- Problem statement
Return the records below exactly; pictures stay out.

===== Records for processing

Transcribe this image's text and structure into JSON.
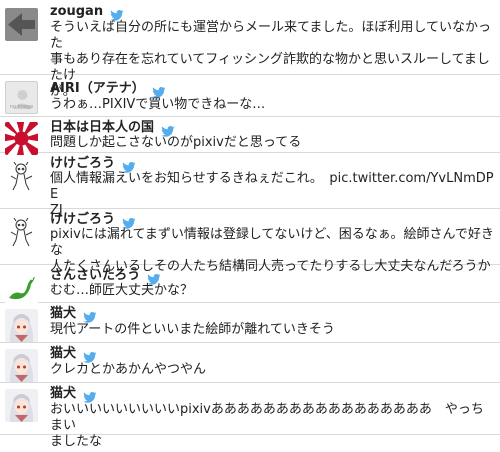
{
  "colors": {
    "bird": "#55acee",
    "divider": "#d9d9d9",
    "flag_red": "#c8102e"
  },
  "icons": {
    "verified": "twitter-bird-icon"
  },
  "tweets": [
    {
      "avatar": "gray-back-arrow-avatar",
      "name": "zougan",
      "lines": [
        "そういえば自分の所にも運営からメール来てました。ほぼ利用していなかった",
        "事もあり存在を忘れていてフィッシング詐欺的な物かと思いスルーしてましたけ",
        "が。"
      ]
    },
    {
      "avatar": "no-image-avatar",
      "avatar_text": "no image",
      "name": "AIRI（アテナ）",
      "lines": [
        "うわぁ…PIXIVで買い物できねーな…"
      ]
    },
    {
      "avatar": "rising-sun-flag-avatar",
      "name": "日本は日本人の国",
      "lines": [
        "問題しか起こさないのがpixivだと思ってる"
      ]
    },
    {
      "avatar": "sketch-character-avatar",
      "name": "けけごろう",
      "lines": [
        "個人情報漏えいをお知らせするきねぇだこれ。　pic.twitter.com/YvLNmDPE",
        "ZJ"
      ]
    },
    {
      "avatar": "sketch-character-avatar",
      "name": "けけごろう",
      "lines": [
        "pixivには漏れてまずい情報は登録してないけど、困るなぁ。絵師さんで好きな",
        "人たくさんいるしその人たち結構同人売ってたりするし大丈夫なんだろうか"
      ]
    },
    {
      "avatar": "green-lizard-avatar",
      "name": "さんさいたろう",
      "lines": [
        "むむ…師匠大丈夫かな？"
      ]
    },
    {
      "avatar": "white-hair-girl-avatar",
      "name": "猫犬",
      "lines": [
        "現代アートの件といいまた絵師が離れていきそう"
      ]
    },
    {
      "avatar": "white-hair-girl-avatar",
      "name": "猫犬",
      "lines": [
        "クレカとかあかんやつやん"
      ]
    },
    {
      "avatar": "white-hair-girl-avatar",
      "name": "猫犬",
      "lines": [
        "おいいいいいいいいいpixivあああああああああああああああああ　やっちまい",
        "ましたな"
      ]
    }
  ]
}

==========

- Reply to the task
Transcribe this image's text and structure into JSON.
{
  "colors": {
    "bird": "#55acee",
    "divider": "#d9d9d9",
    "flag_red": "#c8102e"
  },
  "icons": {
    "verified": "twitter-bird-icon"
  },
  "tweets": [
    {
      "avatar": "gray-back-arrow-avatar",
      "name": "zougan",
      "lines": [
        "そういえば自分の所にも運営からメール来てました。ほぼ利用していなかった",
        "事もあり存在を忘れていてフィッシング詐欺的な物かと思いスルーしてましたけ",
        "が。"
      ]
    },
    {
      "avatar": "no-image-avatar",
      "avatar_text": "no image",
      "name": "AIRI（アテナ）",
      "lines": [
        "うわぁ…PIXIVで買い物できねーな…"
      ]
    },
    {
      "avatar": "rising-sun-flag-avatar",
      "name": "日本は日本人の国",
      "lines": [
        "問題しか起こさないのがpixivだと思ってる"
      ]
    },
    {
      "avatar": "sketch-character-avatar",
      "name": "けけごろう",
      "lines": [
        "個人情報漏えいをお知らせするきねぇだこれ。　pic.twitter.com/YvLNmDPE",
        "ZJ"
      ]
    },
    {
      "avatar": "sketch-character-avatar",
      "name": "けけごろう",
      "lines": [
        "pixivには漏れてまずい情報は登録してないけど、困るなぁ。絵師さんで好きな",
        "人たくさんいるしその人たち結構同人売ってたりするし大丈夫なんだろうか"
      ]
    },
    {
      "avatar": "green-lizard-avatar",
      "name": "さんさいたろう",
      "lines": [
        "むむ…師匠大丈夫かな？"
      ]
    },
    {
      "avatar": "white-hair-girl-avatar",
      "name": "猫犬",
      "lines": [
        "現代アートの件といいまた絵師が離れていきそう"
      ]
    },
    {
      "avatar": "white-hair-girl-avatar",
      "name": "猫犬",
      "lines": [
        "クレカとかあかんやつやん"
      ]
    },
    {
      "avatar": "white-hair-girl-avatar",
      "name": "猫犬",
      "lines": [
        "おいいいいいいいいいpixivあああああああああああああああああ　やっちまい",
        "ましたな"
      ]
    }
  ]
}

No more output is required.